■ Problem to work on:
How many lines in the records below contain the word "agua"? State that number and nothing more.

■ Provided data:
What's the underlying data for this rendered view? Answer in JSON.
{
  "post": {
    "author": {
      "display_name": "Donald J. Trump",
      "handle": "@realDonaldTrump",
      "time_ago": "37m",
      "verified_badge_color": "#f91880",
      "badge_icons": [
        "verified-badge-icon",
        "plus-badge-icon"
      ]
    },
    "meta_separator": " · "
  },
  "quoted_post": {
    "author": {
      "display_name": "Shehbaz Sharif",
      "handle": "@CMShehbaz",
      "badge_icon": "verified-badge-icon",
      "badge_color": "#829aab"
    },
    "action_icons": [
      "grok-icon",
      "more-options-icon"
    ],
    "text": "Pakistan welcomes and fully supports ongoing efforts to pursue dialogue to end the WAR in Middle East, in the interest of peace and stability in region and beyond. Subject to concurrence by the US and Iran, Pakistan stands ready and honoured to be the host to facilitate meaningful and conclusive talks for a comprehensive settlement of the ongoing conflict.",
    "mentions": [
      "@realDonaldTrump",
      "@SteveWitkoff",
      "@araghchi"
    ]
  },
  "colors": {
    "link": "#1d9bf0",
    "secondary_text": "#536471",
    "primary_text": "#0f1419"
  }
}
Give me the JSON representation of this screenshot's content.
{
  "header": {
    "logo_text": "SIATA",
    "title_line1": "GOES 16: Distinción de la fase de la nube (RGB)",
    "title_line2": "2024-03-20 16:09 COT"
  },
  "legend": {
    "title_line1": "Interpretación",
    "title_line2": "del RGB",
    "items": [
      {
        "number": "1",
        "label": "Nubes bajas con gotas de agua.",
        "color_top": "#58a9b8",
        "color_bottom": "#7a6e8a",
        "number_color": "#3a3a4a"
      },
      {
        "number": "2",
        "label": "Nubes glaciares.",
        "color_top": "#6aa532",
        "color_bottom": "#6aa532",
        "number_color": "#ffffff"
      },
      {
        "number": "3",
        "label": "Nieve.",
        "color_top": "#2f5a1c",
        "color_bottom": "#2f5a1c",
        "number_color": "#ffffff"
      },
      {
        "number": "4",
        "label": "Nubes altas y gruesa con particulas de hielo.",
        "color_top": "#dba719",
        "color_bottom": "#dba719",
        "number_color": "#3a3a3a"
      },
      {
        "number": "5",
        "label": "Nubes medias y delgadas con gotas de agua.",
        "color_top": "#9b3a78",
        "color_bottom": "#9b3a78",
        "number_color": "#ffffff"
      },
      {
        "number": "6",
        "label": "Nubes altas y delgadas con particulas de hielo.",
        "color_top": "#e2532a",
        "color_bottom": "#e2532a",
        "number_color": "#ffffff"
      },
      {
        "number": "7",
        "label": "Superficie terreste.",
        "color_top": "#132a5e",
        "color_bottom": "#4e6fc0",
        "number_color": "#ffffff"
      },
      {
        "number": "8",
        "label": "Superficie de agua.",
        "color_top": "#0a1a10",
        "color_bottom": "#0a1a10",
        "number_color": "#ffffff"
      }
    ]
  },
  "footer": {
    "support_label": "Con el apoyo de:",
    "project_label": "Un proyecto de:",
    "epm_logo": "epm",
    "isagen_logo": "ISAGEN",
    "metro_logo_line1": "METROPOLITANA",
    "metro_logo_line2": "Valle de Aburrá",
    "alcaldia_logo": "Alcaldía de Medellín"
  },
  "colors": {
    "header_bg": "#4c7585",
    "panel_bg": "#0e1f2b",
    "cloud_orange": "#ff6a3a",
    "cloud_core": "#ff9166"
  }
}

■ Answer for the task:
3